Recently, BusinessWeek picked up on this report and the need to design specifically for young consumers.

BusinessWeek writer Matt Vella and I discussed how Hulu.com, then in an early stage of launch, looked to target young consumers as a key audience. Hulu’s super-clean functionality, and great video streaming capabilities, makes it an awesome online media site. But when it comes to winning a youth audience, start-ups like Slide.com and RockYou are king. I recently got to interview the Co-founder of Rock You Jia Shen, but that’s not why I’m saying this.

Sites like RockYou don’t just distribute media — they let people interact, share, create, and customize content, which is what Gen Y uses the Web for. So, for all those going after those crazy kidzzz… here are the four essential design principals explained in Forrester Report: The Gen Y Design Guide.

Design approach No. 1: Immediacy.

To overcome Generation Y’s fickle attention and broad use of media, firms need to hook Gen Yers in by quickly exposing value and then keeping them interested over time.

Design approach No. 2: Gen Y literacy.
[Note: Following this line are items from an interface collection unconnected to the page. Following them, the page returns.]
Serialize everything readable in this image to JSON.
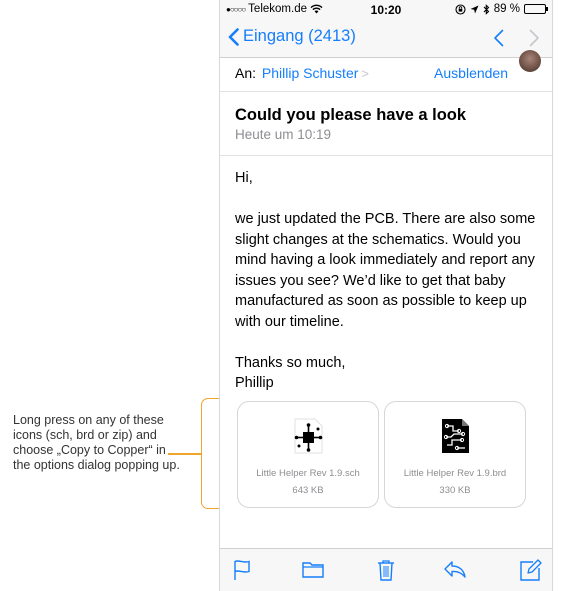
{
  "annotation": {
    "text": "Long press on any of these icons (sch, brd or zip) and choose „Copy to Copper“ in the options dialog popping up.",
    "accent_color": "#f0a52b"
  },
  "statusbar": {
    "carrier": "Telekom.de",
    "time": "10:20",
    "battery": "89 %"
  },
  "navbar": {
    "back_label": "Eingang (2413)",
    "accent_color": "#157efb"
  },
  "header": {
    "to_label": "An:",
    "recipient": "Phillip Schuster",
    "hide_label": "Ausblenden"
  },
  "message": {
    "subject": "Could you please have a look",
    "date": "Heute um 10:19",
    "greeting": "Hi,",
    "paragraph": "we just updated the PCB. There are also some slight changes at the schematics. Would you mind having a look immediately and report any issues you see? We’d like to get that baby manufactured as soon as possible to keep up with our timeline.",
    "closing": "Thanks so much,",
    "signature": "Phillip"
  },
  "attachments": [
    {
      "name": "Little Helper Rev 1.9.sch",
      "size": "643 KB",
      "icon": "schematic-file-icon"
    },
    {
      "name": "Little Helper Rev 1.9.brd",
      "size": "330 KB",
      "icon": "board-file-icon"
    }
  ],
  "toolbar": {
    "icons": [
      "flag-icon",
      "folder-icon",
      "trash-icon",
      "reply-icon",
      "compose-icon"
    ]
  }
}
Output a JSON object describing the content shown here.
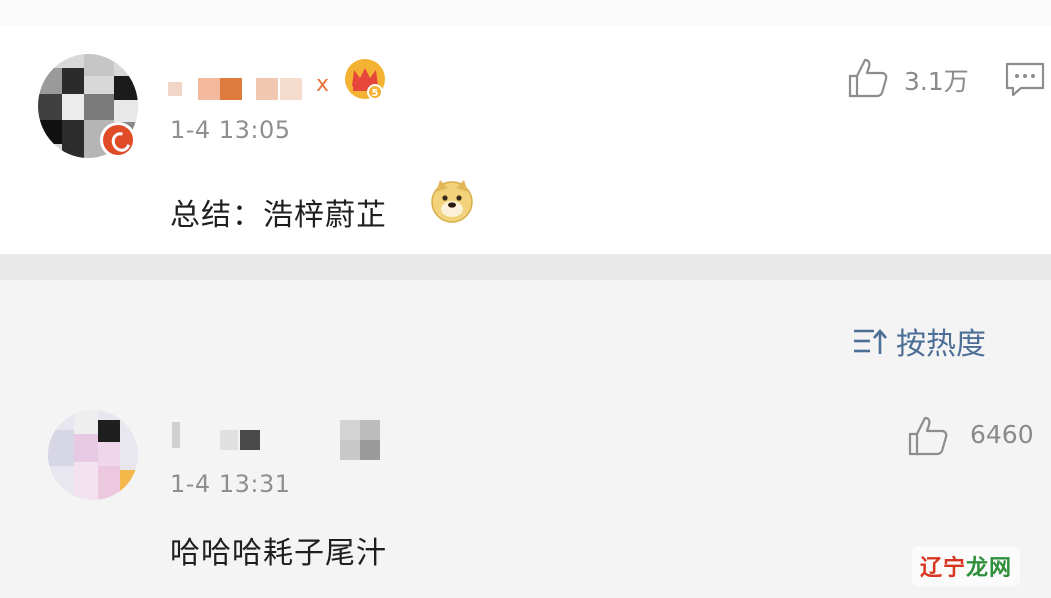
{
  "comment_top": {
    "username_suffix": "x",
    "timestamp": "1-4 13:05",
    "text": "总结：浩梓蔚芷",
    "likes": "3.1万",
    "icons": [
      "avatar-blurred",
      "vip-crown-icon",
      "doge-emoji-icon",
      "thumbs-up-icon",
      "reply-icon"
    ]
  },
  "sort": {
    "label": "按热度",
    "icon": "sort-icon"
  },
  "comment_reply": {
    "timestamp": "1-4 13:31",
    "text": "哈哈哈耗子尾汁",
    "likes": "6460",
    "icons": [
      "avatar-blurred",
      "thumbs-up-icon"
    ]
  },
  "watermark": {
    "part_a": "辽宁",
    "part_b": "龙网"
  },
  "colors": {
    "sort_text": "#4d6e96",
    "meta_gray": "#8f8f8f",
    "crown": "#f3b232"
  }
}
Because Gen Yers are so influenced by peers and their own communication style, firms need to speak to them authentically and on their level.

Design approach No. 3: Individualism.

Diverse and expressive, Generation Yers respond to experiences that allow them to personalize and customize their interactions.

Design approach No. 4: Social Interactivity.

Since Gen Y consumers are very social, firms should consider enabling them to communicate and express themselves.